▶ **ACTIVITY**
Copy every line below. Do not alter any of them.

▶ **DATASET EXTRACT**
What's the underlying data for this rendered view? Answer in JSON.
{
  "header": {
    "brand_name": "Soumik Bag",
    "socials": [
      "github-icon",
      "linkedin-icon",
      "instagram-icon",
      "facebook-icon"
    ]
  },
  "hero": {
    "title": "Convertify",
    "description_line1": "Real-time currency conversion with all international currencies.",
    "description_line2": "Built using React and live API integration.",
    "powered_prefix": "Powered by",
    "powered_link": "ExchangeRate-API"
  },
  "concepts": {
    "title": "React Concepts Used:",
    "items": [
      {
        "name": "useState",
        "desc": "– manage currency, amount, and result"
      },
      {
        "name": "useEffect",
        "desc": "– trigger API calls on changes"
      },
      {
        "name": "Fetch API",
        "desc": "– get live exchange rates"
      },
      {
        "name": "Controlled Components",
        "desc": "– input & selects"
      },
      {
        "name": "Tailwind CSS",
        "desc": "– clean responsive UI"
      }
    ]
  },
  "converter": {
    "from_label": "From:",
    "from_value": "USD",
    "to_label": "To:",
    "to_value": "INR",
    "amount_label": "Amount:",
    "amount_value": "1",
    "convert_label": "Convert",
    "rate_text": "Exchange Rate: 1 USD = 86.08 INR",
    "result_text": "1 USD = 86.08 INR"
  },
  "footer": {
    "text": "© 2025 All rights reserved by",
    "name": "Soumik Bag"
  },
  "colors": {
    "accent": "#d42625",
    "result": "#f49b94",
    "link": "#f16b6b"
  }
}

▶ **ANSWER SPACE**
What's the underlying data for this rendered view? Answer in JSON.
{
  "header": {
    "brand_name": "Soumik Bag",
    "socials": [
      "github-icon",
      "linkedin-icon",
      "instagram-icon",
      "facebook-icon"
    ]
  },
  "hero": {
    "title": "Convertify",
    "description_line1": "Real-time currency conversion with all international currencies.",
    "description_line2": "Built using React and live API integration.",
    "powered_prefix": "Powered by",
    "powered_link": "ExchangeRate-API"
  },
  "concepts": {
    "title": "React Concepts Used:",
    "items": [
      {
        "name": "useState",
        "desc": "– manage currency, amount, and result"
      },
      {
        "name": "useEffect",
        "desc": "– trigger API calls on changes"
      },
      {
        "name": "Fetch API",
        "desc": "– get live exchange rates"
      },
      {
        "name": "Controlled Components",
        "desc": "– input & selects"
      },
      {
        "name": "Tailwind CSS",
        "desc": "– clean responsive UI"
      }
    ]
  },
  "converter": {
    "from_label": "From:",
    "from_value": "USD",
    "to_label": "To:",
    "to_value": "INR",
    "amount_label": "Amount:",
    "amount_value": "1",
    "convert_label": "Convert",
    "rate_text": "Exchange Rate: 1 USD = 86.08 INR",
    "result_text": "1 USD = 86.08 INR"
  },
  "footer": {
    "text": "© 2025 All rights reserved by",
    "name": "Soumik Bag"
  },
  "colors": {
    "accent": "#d42625",
    "result": "#f49b94",
    "link": "#f16b6b"
  }
}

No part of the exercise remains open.